[EXERCISE DETAILS]:
From the line with "Parse this screenshot: output" through the final line, please write out the listing exactly, including both of those lines.

**** EXTRACTED DATA

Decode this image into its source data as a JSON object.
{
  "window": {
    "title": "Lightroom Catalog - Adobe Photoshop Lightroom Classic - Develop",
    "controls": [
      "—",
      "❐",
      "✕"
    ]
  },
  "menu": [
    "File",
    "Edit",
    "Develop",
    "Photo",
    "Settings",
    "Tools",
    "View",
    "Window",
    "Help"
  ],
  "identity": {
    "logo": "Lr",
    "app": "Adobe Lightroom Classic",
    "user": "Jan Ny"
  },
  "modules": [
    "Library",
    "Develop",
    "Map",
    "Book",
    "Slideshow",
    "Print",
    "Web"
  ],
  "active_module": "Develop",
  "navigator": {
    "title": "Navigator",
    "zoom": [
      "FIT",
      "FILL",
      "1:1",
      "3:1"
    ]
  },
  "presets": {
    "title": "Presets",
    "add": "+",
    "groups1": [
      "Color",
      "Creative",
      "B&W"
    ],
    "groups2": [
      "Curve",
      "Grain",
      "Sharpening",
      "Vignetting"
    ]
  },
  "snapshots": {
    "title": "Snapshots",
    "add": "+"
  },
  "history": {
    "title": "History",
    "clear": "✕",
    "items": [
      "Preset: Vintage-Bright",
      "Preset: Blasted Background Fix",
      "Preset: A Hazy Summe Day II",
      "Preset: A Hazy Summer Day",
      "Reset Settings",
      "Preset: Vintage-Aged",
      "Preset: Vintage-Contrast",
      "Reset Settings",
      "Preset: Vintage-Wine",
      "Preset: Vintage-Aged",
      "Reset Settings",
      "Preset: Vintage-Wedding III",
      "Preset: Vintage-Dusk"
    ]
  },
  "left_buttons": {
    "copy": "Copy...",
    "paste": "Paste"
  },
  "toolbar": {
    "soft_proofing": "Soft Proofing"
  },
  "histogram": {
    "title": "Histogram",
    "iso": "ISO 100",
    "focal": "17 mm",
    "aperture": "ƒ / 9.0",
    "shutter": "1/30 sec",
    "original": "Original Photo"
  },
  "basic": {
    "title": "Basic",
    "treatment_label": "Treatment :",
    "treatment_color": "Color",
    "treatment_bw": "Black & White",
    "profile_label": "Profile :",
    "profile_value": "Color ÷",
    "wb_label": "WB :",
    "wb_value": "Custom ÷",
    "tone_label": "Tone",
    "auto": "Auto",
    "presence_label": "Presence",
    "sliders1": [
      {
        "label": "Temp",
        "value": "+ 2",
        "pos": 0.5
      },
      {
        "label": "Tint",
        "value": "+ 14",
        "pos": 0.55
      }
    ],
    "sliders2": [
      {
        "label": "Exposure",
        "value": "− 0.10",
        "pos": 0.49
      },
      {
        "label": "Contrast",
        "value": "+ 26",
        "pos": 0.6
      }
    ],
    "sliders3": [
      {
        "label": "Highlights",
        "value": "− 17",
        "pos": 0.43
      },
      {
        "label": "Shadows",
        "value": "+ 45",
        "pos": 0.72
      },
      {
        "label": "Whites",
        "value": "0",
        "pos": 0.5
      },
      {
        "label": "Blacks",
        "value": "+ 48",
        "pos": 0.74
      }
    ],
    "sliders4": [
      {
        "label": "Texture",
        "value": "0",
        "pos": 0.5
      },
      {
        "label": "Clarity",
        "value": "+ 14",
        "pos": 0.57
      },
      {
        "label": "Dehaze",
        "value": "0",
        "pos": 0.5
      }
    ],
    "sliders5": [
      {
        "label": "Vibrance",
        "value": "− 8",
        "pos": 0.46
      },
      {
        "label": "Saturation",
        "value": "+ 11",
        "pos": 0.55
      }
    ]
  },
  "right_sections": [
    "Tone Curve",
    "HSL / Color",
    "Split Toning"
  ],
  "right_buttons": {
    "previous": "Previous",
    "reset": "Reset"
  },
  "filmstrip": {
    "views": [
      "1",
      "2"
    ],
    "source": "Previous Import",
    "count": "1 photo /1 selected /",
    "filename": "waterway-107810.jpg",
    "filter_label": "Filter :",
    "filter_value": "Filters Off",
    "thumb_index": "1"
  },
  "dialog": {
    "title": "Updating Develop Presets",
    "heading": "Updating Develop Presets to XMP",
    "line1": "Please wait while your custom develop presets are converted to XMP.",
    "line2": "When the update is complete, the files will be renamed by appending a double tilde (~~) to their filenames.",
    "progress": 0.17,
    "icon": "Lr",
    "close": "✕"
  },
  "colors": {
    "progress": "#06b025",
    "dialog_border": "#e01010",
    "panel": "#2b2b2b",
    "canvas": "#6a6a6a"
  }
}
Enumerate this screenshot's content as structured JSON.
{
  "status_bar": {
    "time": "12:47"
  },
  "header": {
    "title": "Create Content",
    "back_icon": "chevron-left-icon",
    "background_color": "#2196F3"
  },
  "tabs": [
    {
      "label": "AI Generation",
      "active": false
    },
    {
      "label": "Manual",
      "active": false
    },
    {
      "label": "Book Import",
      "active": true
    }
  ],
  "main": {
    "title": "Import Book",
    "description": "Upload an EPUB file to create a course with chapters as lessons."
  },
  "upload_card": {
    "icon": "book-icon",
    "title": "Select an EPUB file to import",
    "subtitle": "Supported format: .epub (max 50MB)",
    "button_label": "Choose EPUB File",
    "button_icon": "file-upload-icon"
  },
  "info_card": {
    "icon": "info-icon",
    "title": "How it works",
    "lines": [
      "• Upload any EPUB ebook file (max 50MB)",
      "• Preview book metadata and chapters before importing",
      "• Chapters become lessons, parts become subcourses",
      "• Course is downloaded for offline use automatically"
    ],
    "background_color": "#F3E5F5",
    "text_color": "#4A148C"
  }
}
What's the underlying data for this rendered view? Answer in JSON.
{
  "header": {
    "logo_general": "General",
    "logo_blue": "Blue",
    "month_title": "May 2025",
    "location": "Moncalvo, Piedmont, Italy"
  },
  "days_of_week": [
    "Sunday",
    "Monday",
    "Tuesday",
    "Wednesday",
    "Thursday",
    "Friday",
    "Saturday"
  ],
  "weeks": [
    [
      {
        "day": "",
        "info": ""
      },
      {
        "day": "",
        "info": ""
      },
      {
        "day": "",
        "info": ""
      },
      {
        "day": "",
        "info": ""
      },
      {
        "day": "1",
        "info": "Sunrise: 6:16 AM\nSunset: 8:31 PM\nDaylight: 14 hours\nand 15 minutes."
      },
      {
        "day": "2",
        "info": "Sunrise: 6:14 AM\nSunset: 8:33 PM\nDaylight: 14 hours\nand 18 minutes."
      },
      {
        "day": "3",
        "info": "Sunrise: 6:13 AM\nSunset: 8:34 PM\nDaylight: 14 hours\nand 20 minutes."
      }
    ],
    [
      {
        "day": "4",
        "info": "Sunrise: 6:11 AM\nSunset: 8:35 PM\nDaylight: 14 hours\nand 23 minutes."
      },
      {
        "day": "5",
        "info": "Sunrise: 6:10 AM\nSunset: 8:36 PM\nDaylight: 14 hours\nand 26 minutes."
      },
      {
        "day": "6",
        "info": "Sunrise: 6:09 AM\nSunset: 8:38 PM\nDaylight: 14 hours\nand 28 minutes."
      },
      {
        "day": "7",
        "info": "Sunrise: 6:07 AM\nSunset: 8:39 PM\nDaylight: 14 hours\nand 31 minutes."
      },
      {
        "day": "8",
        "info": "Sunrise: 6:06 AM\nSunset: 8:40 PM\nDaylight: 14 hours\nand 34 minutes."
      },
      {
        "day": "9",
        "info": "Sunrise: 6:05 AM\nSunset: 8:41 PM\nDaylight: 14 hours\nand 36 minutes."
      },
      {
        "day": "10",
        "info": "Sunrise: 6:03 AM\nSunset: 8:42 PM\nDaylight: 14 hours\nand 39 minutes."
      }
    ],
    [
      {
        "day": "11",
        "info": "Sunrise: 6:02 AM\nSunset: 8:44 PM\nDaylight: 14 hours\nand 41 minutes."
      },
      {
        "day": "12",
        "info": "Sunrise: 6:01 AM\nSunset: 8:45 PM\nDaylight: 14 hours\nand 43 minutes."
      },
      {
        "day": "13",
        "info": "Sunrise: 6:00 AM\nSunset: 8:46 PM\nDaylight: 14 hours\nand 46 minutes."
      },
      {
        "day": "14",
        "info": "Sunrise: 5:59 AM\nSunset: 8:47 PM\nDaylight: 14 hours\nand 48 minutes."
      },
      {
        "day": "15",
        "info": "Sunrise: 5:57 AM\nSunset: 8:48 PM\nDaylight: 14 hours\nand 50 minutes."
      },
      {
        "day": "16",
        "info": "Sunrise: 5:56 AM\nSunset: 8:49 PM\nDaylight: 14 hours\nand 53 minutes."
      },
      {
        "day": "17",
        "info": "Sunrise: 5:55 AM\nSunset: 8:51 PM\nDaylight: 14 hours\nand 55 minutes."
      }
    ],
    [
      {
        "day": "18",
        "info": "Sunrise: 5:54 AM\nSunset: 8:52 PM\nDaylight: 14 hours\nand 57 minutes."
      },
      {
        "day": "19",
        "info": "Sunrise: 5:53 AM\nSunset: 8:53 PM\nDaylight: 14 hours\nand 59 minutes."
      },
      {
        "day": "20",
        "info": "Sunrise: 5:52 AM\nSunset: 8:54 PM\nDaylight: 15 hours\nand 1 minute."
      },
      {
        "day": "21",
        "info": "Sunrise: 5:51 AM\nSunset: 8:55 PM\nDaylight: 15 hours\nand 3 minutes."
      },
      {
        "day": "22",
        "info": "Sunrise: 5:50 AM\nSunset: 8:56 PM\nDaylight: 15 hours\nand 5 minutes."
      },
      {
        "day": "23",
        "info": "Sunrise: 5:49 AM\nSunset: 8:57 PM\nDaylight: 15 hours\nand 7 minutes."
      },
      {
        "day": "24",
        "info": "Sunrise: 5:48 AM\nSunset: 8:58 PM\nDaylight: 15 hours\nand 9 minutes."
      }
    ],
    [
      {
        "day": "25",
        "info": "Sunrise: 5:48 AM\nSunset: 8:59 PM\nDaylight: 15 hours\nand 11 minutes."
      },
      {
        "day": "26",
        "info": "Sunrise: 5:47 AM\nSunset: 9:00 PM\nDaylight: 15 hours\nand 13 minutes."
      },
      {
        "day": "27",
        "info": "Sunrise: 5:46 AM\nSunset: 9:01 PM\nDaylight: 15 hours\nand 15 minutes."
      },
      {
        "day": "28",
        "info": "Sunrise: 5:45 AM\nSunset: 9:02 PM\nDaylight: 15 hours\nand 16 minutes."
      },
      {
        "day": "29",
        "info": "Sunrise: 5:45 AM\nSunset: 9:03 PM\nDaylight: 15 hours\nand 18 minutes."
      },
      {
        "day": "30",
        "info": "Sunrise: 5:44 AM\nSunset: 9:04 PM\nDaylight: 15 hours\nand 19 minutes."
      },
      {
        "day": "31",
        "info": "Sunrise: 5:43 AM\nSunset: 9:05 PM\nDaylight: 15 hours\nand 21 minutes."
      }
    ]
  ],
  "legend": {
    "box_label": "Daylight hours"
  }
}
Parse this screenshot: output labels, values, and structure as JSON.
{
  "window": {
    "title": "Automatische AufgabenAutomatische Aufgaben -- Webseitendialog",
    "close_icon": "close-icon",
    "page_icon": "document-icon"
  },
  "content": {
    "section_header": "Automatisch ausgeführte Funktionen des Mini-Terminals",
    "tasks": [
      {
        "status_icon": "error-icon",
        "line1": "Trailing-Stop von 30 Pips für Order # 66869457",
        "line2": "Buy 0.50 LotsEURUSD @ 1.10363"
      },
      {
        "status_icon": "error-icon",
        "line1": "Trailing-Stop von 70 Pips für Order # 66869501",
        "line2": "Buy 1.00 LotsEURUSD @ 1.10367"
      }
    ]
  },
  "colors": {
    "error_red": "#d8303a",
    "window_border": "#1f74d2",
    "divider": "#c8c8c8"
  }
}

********

[TASK RESPONSE]:
Parse this screenshot: output labels, values, and structure as JSON.
{
  "window": {
    "title": "Automatische AufgabenAutomatische Aufgaben -- Webseitendialog",
    "close_icon": "close-icon",
    "page_icon": "document-icon"
  },
  "content": {
    "section_header": "Automatisch ausgeführte Funktionen des Mini-Terminals",
    "tasks": [
      {
        "status_icon": "error-icon",
        "line1": "Trailing-Stop von 30 Pips für Order # 66869457",
        "line2": "Buy 0.50 LotsEURUSD @ 1.10363"
      },
      {
        "status_icon": "error-icon",
        "line1": "Trailing-Stop von 70 Pips für Order # 66869501",
        "line2": "Buy 1.00 LotsEURUSD @ 1.10367"
      }
    ]
  },
  "colors": {
    "error_red": "#d8303a",
    "window_border": "#1f74d2",
    "divider": "#c8c8c8"
  }
}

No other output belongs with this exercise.